[Stored data]
◇ ◇ ◇ ◇ ◇ ◇ ◇
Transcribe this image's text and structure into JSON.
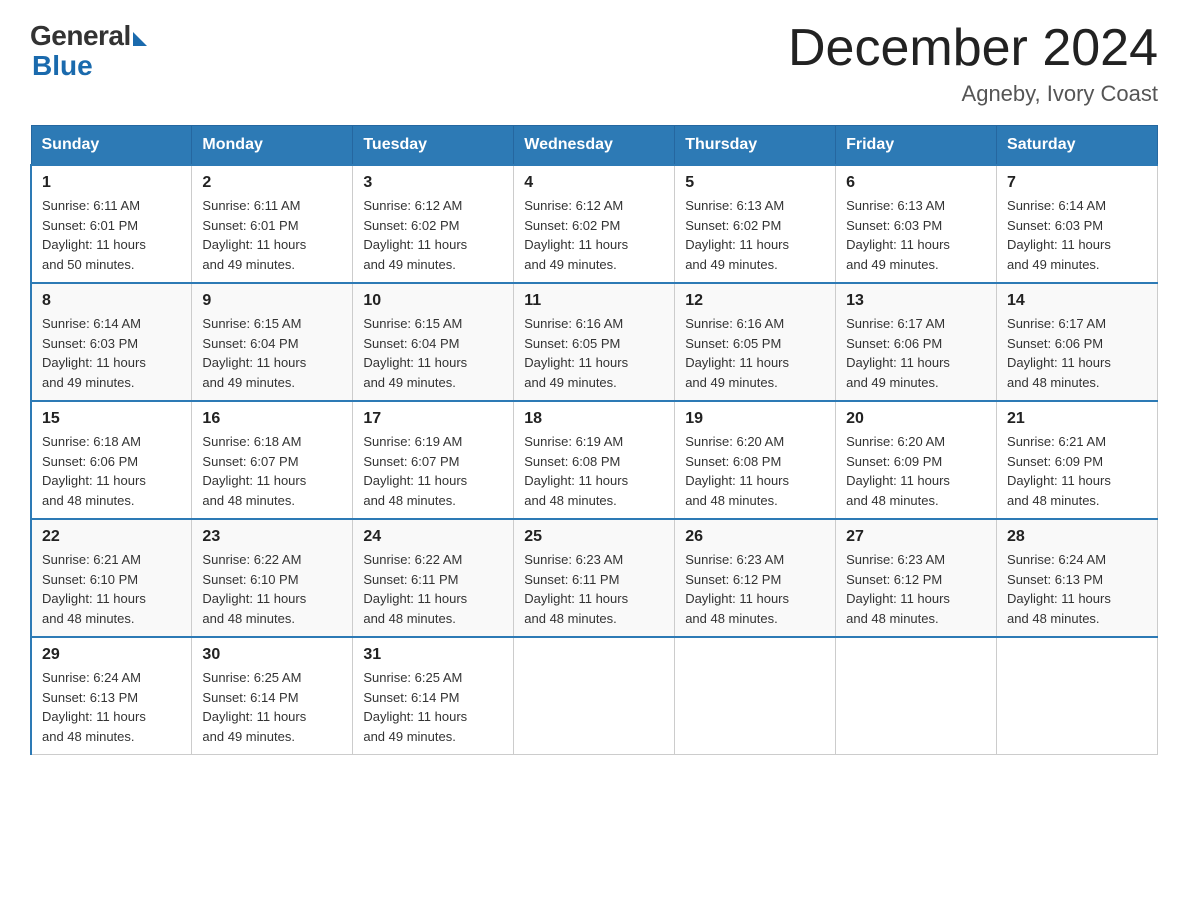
{
  "logo": {
    "general": "General",
    "blue": "Blue"
  },
  "title": "December 2024",
  "subtitle": "Agneby, Ivory Coast",
  "weekdays": [
    "Sunday",
    "Monday",
    "Tuesday",
    "Wednesday",
    "Thursday",
    "Friday",
    "Saturday"
  ],
  "weeks": [
    [
      {
        "day": "1",
        "info": "Sunrise: 6:11 AM\nSunset: 6:01 PM\nDaylight: 11 hours\nand 50 minutes."
      },
      {
        "day": "2",
        "info": "Sunrise: 6:11 AM\nSunset: 6:01 PM\nDaylight: 11 hours\nand 49 minutes."
      },
      {
        "day": "3",
        "info": "Sunrise: 6:12 AM\nSunset: 6:02 PM\nDaylight: 11 hours\nand 49 minutes."
      },
      {
        "day": "4",
        "info": "Sunrise: 6:12 AM\nSunset: 6:02 PM\nDaylight: 11 hours\nand 49 minutes."
      },
      {
        "day": "5",
        "info": "Sunrise: 6:13 AM\nSunset: 6:02 PM\nDaylight: 11 hours\nand 49 minutes."
      },
      {
        "day": "6",
        "info": "Sunrise: 6:13 AM\nSunset: 6:03 PM\nDaylight: 11 hours\nand 49 minutes."
      },
      {
        "day": "7",
        "info": "Sunrise: 6:14 AM\nSunset: 6:03 PM\nDaylight: 11 hours\nand 49 minutes."
      }
    ],
    [
      {
        "day": "8",
        "info": "Sunrise: 6:14 AM\nSunset: 6:03 PM\nDaylight: 11 hours\nand 49 minutes."
      },
      {
        "day": "9",
        "info": "Sunrise: 6:15 AM\nSunset: 6:04 PM\nDaylight: 11 hours\nand 49 minutes."
      },
      {
        "day": "10",
        "info": "Sunrise: 6:15 AM\nSunset: 6:04 PM\nDaylight: 11 hours\nand 49 minutes."
      },
      {
        "day": "11",
        "info": "Sunrise: 6:16 AM\nSunset: 6:05 PM\nDaylight: 11 hours\nand 49 minutes."
      },
      {
        "day": "12",
        "info": "Sunrise: 6:16 AM\nSunset: 6:05 PM\nDaylight: 11 hours\nand 49 minutes."
      },
      {
        "day": "13",
        "info": "Sunrise: 6:17 AM\nSunset: 6:06 PM\nDaylight: 11 hours\nand 49 minutes."
      },
      {
        "day": "14",
        "info": "Sunrise: 6:17 AM\nSunset: 6:06 PM\nDaylight: 11 hours\nand 48 minutes."
      }
    ],
    [
      {
        "day": "15",
        "info": "Sunrise: 6:18 AM\nSunset: 6:06 PM\nDaylight: 11 hours\nand 48 minutes."
      },
      {
        "day": "16",
        "info": "Sunrise: 6:18 AM\nSunset: 6:07 PM\nDaylight: 11 hours\nand 48 minutes."
      },
      {
        "day": "17",
        "info": "Sunrise: 6:19 AM\nSunset: 6:07 PM\nDaylight: 11 hours\nand 48 minutes."
      },
      {
        "day": "18",
        "info": "Sunrise: 6:19 AM\nSunset: 6:08 PM\nDaylight: 11 hours\nand 48 minutes."
      },
      {
        "day": "19",
        "info": "Sunrise: 6:20 AM\nSunset: 6:08 PM\nDaylight: 11 hours\nand 48 minutes."
      },
      {
        "day": "20",
        "info": "Sunrise: 6:20 AM\nSunset: 6:09 PM\nDaylight: 11 hours\nand 48 minutes."
      },
      {
        "day": "21",
        "info": "Sunrise: 6:21 AM\nSunset: 6:09 PM\nDaylight: 11 hours\nand 48 minutes."
      }
    ],
    [
      {
        "day": "22",
        "info": "Sunrise: 6:21 AM\nSunset: 6:10 PM\nDaylight: 11 hours\nand 48 minutes."
      },
      {
        "day": "23",
        "info": "Sunrise: 6:22 AM\nSunset: 6:10 PM\nDaylight: 11 hours\nand 48 minutes."
      },
      {
        "day": "24",
        "info": "Sunrise: 6:22 AM\nSunset: 6:11 PM\nDaylight: 11 hours\nand 48 minutes."
      },
      {
        "day": "25",
        "info": "Sunrise: 6:23 AM\nSunset: 6:11 PM\nDaylight: 11 hours\nand 48 minutes."
      },
      {
        "day": "26",
        "info": "Sunrise: 6:23 AM\nSunset: 6:12 PM\nDaylight: 11 hours\nand 48 minutes."
      },
      {
        "day": "27",
        "info": "Sunrise: 6:23 AM\nSunset: 6:12 PM\nDaylight: 11 hours\nand 48 minutes."
      },
      {
        "day": "28",
        "info": "Sunrise: 6:24 AM\nSunset: 6:13 PM\nDaylight: 11 hours\nand 48 minutes."
      }
    ],
    [
      {
        "day": "29",
        "info": "Sunrise: 6:24 AM\nSunset: 6:13 PM\nDaylight: 11 hours\nand 48 minutes."
      },
      {
        "day": "30",
        "info": "Sunrise: 6:25 AM\nSunset: 6:14 PM\nDaylight: 11 hours\nand 49 minutes."
      },
      {
        "day": "31",
        "info": "Sunrise: 6:25 AM\nSunset: 6:14 PM\nDaylight: 11 hours\nand 49 minutes."
      },
      null,
      null,
      null,
      null
    ]
  ]
}
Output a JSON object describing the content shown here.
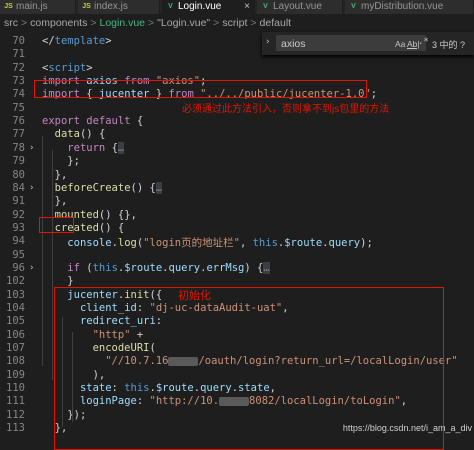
{
  "tabs": [
    {
      "label": "main.js",
      "icon": "JS",
      "icon_color": "#cbcb41"
    },
    {
      "label": "index.js",
      "icon": "JS",
      "icon_color": "#cbcb41"
    },
    {
      "label": "Login.vue",
      "icon": "V",
      "icon_color": "#41b883",
      "active": true,
      "close": "×"
    },
    {
      "label": "Layout.vue",
      "icon": "V",
      "icon_color": "#41b883"
    },
    {
      "label": "myDistribution.vue",
      "icon": "V",
      "icon_color": "#41b883"
    }
  ],
  "breadcrumb": {
    "items": [
      "src",
      "components",
      "Login.vue",
      "\"Login.vue\"",
      "script",
      "default"
    ],
    "separator": ">"
  },
  "find": {
    "value": "axios",
    "match_case": "Aa",
    "whole_word": "Ab|",
    "regex": ".*",
    "result": "3 中的 ?"
  },
  "code_lines": [
    {
      "n": "70",
      "text": "</template>"
    },
    {
      "n": "71",
      "text": ""
    },
    {
      "n": "72",
      "text": "<script>"
    },
    {
      "n": "73",
      "text": "import axios from \"axios\";"
    },
    {
      "n": "74",
      "text": "import { jucenter } from \"../../public/jucenter-1.0\";"
    },
    {
      "n": "75",
      "text": ""
    },
    {
      "n": "76",
      "text": "export default {"
    },
    {
      "n": "77",
      "text": "  data() {"
    },
    {
      "n": "78",
      "text": "    return {…"
    },
    {
      "n": "79",
      "text": "    };"
    },
    {
      "n": "80",
      "text": "  },"
    },
    {
      "n": "84",
      "text": "  beforeCreate() {…"
    },
    {
      "n": "91",
      "text": "  },"
    },
    {
      "n": "92",
      "text": "  mounted() {},"
    },
    {
      "n": "93",
      "text": "  created() {"
    },
    {
      "n": "94",
      "text": "    console.log(\"login页的地址栏\", this.$route.query);"
    },
    {
      "n": "95",
      "text": ""
    },
    {
      "n": "96",
      "text": "    if (this.$route.query.errMsg) {…"
    },
    {
      "n": "102",
      "text": "    }"
    },
    {
      "n": "103",
      "text": "    jucenter.init({"
    },
    {
      "n": "104",
      "text": "      client_id: \"dj-uc-dataAudit-uat\","
    },
    {
      "n": "105",
      "text": "      redirect_uri:"
    },
    {
      "n": "106",
      "text": "        \"http\" +"
    },
    {
      "n": "107",
      "text": "        encodeURI("
    },
    {
      "n": "108",
      "text": "          \"//10.7.16[blurred]/oauth/login?return_url=/localLogin/user\""
    },
    {
      "n": "109",
      "text": "        ),"
    },
    {
      "n": "110",
      "text": "      state: this.$route.query.state,"
    },
    {
      "n": "111",
      "text": "      loginPage: \"http://10.[blurred]8082/localLogin/toLogin\","
    },
    {
      "n": "112",
      "text": "    });"
    },
    {
      "n": "113",
      "text": "  },"
    }
  ],
  "annotations": {
    "import_note": "必须通过此方法引入，否则拿不到js包里的方法",
    "init_note": "初始化"
  },
  "watermark": "https://blog.csdn.net/i_am_a_div",
  "colors": {
    "annotation": "#e51400",
    "keyword": "#569cd6",
    "string": "#ce9178",
    "function": "#dcdcaa",
    "variable": "#9cdcfe"
  }
}
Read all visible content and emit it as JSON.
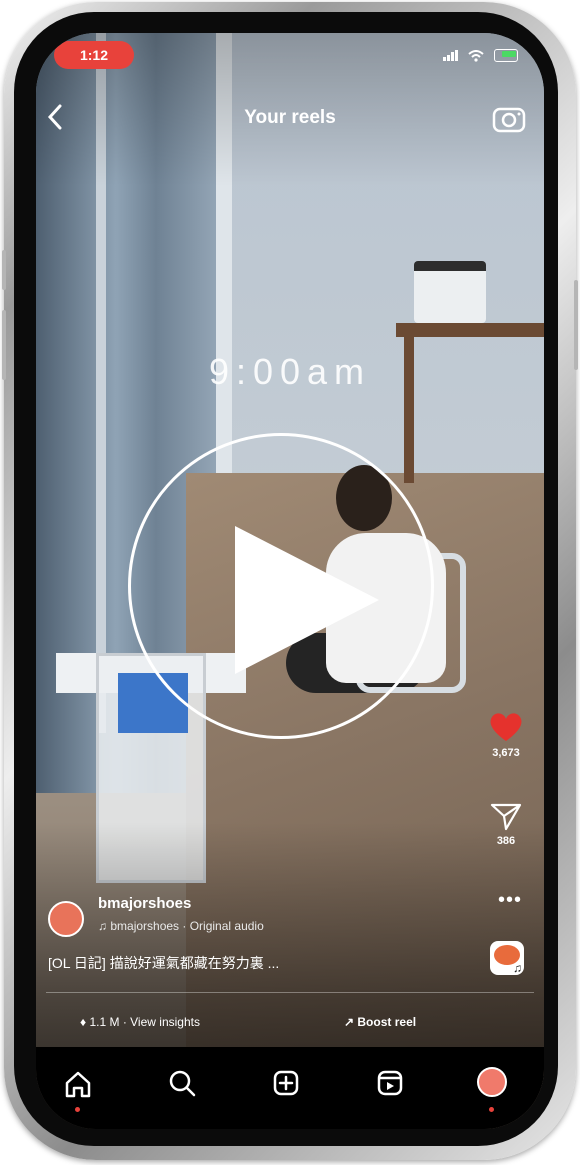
{
  "status_bar": {
    "time": "1:12",
    "signal_icon": "signal-bars-icon",
    "wifi_icon": "wifi-icon",
    "battery_icon": "battery-icon"
  },
  "header": {
    "title": "Your reels",
    "back_icon": "chevron-left-icon",
    "camera_icon": "camera-icon"
  },
  "video": {
    "overlay_text": "9:00am",
    "play_icon": "play-icon"
  },
  "actions": {
    "likes": "3,673",
    "shares": "386",
    "like_icon": "heart-icon",
    "share_icon": "paper-plane-icon",
    "more_icon": "more-icon"
  },
  "post": {
    "username": "bmajorshoes",
    "audio": "bmajorshoes · Original audio",
    "caption": "[OL 日記] 描說好運氣都藏在努力裏 ..."
  },
  "footer": {
    "insights": "1.1 M · View insights",
    "boost": "Boost reel"
  },
  "nav": {
    "items": [
      "home-icon",
      "search-icon",
      "create-icon",
      "reels-icon",
      "profile-icon"
    ]
  },
  "colors": {
    "accent_red": "#e8423b",
    "like_red": "#e5322d"
  }
}
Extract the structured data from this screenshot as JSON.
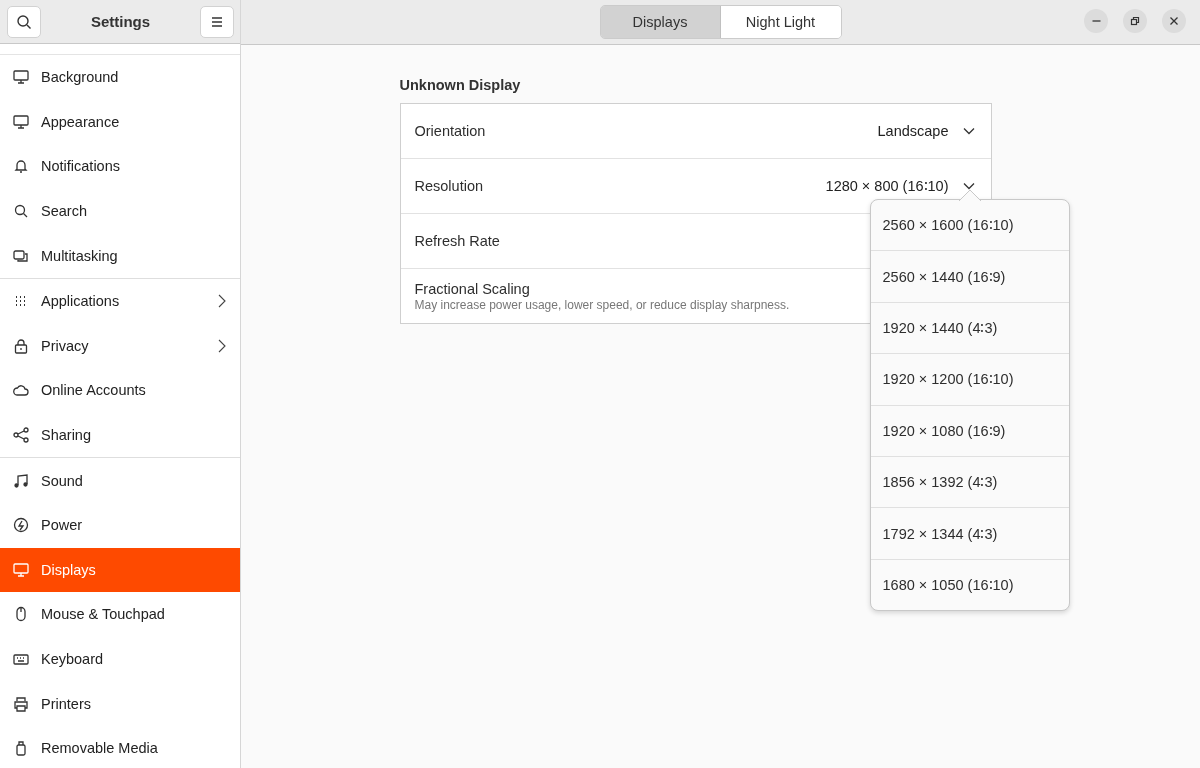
{
  "sidebar": {
    "title": "Settings",
    "groups": [
      [
        {
          "label": "Background",
          "selected": false,
          "submenu": false
        },
        {
          "label": "Appearance",
          "selected": false,
          "submenu": false
        },
        {
          "label": "Notifications",
          "selected": false,
          "submenu": false
        },
        {
          "label": "Search",
          "selected": false,
          "submenu": false
        },
        {
          "label": "Multitasking",
          "selected": false,
          "submenu": false
        }
      ],
      [
        {
          "label": "Applications",
          "selected": false,
          "submenu": true
        },
        {
          "label": "Privacy",
          "selected": false,
          "submenu": true
        },
        {
          "label": "Online Accounts",
          "selected": false,
          "submenu": false
        },
        {
          "label": "Sharing",
          "selected": false,
          "submenu": false
        }
      ],
      [
        {
          "label": "Sound",
          "selected": false,
          "submenu": false
        },
        {
          "label": "Power",
          "selected": false,
          "submenu": false
        },
        {
          "label": "Displays",
          "selected": true,
          "submenu": false
        },
        {
          "label": "Mouse & Touchpad",
          "selected": false,
          "submenu": false
        },
        {
          "label": "Keyboard",
          "selected": false,
          "submenu": false
        },
        {
          "label": "Printers",
          "selected": false,
          "submenu": false
        },
        {
          "label": "Removable Media",
          "selected": false,
          "submenu": false
        }
      ]
    ]
  },
  "tabs": [
    {
      "label": "Displays",
      "selected": true
    },
    {
      "label": "Night Light",
      "selected": false
    }
  ],
  "section_title": "Unknown Display",
  "rows": [
    {
      "label": "Orientation",
      "value": "Landscape",
      "dropdown": true
    },
    {
      "label": "Resolution",
      "value": "1280 × 800 (16∶10)",
      "dropdown": true
    },
    {
      "label": "Refresh Rate"
    },
    {
      "label": "Fractional Scaling",
      "subtitle": "May increase power usage, lower speed, or reduce display sharpness."
    }
  ],
  "resolution_popover": [
    "2560 × 1600 (16∶10)",
    "2560 × 1440 (16∶9)",
    "1920 × 1440 (4∶3)",
    "1920 × 1200 (16∶10)",
    "1920 × 1080 (16∶9)",
    "1856 × 1392 (4∶3)",
    "1792 × 1344 (4∶3)",
    "1680 × 1050 (16∶10)"
  ]
}
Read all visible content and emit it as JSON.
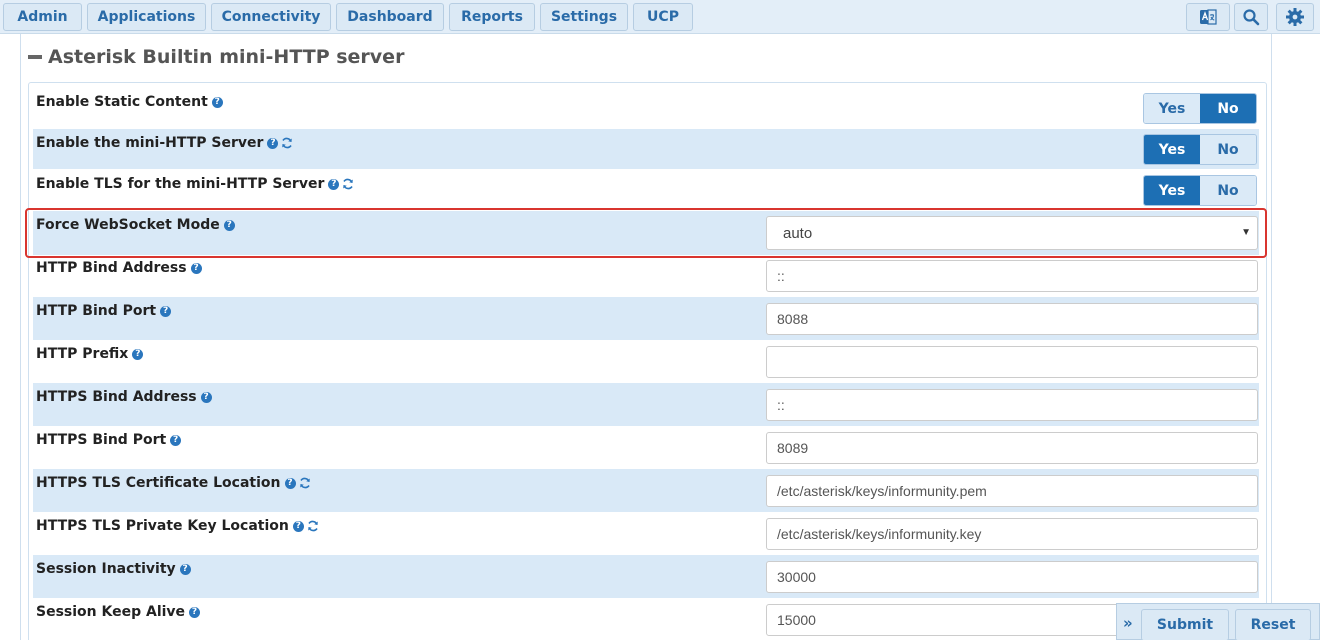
{
  "nav": {
    "items": [
      "Admin",
      "Applications",
      "Connectivity",
      "Dashboard",
      "Reports",
      "Settings",
      "UCP"
    ]
  },
  "section": {
    "title": "Asterisk Builtin mini-HTTP server"
  },
  "help_glyph": "?",
  "toggle_labels": {
    "yes": "Yes",
    "no": "No"
  },
  "settings": {
    "static_content": {
      "label": "Enable Static Content",
      "value": "No"
    },
    "mini_http": {
      "label": "Enable the mini-HTTP Server",
      "value": "Yes"
    },
    "tls": {
      "label": "Enable TLS for the mini-HTTP Server",
      "value": "Yes"
    },
    "websocket": {
      "label": "Force WebSocket Mode",
      "value": "auto"
    },
    "http_bind_address": {
      "label": "HTTP Bind Address",
      "value": "::"
    },
    "http_bind_port": {
      "label": "HTTP Bind Port",
      "value": "8088"
    },
    "http_prefix": {
      "label": "HTTP Prefix",
      "value": ""
    },
    "https_bind_address": {
      "label": "HTTPS Bind Address",
      "value": "::"
    },
    "https_bind_port": {
      "label": "HTTPS Bind Port",
      "value": "8089"
    },
    "tls_cert": {
      "label": "HTTPS TLS Certificate Location",
      "value": "/etc/asterisk/keys/informunity.pem"
    },
    "tls_key": {
      "label": "HTTPS TLS Private Key Location",
      "value": "/etc/asterisk/keys/informunity.key"
    },
    "session_inactivity": {
      "label": "Session Inactivity",
      "value": "30000"
    },
    "session_keep_alive": {
      "label": "Session Keep Alive",
      "value": "15000"
    }
  },
  "actions": {
    "expand": "»",
    "submit": "Submit",
    "reset": "Reset"
  },
  "colors": {
    "accent": "#1d6fb4",
    "highlight": "#d9352f",
    "row_alt": "#d9e9f7"
  }
}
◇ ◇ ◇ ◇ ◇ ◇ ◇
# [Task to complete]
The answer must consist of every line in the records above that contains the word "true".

# [Result for this exercise]
      "active": true,
          "submenu": true
          "submenu": true
          "selected": true,
      "selected": true
      "dropdown": true
      "dropdown": true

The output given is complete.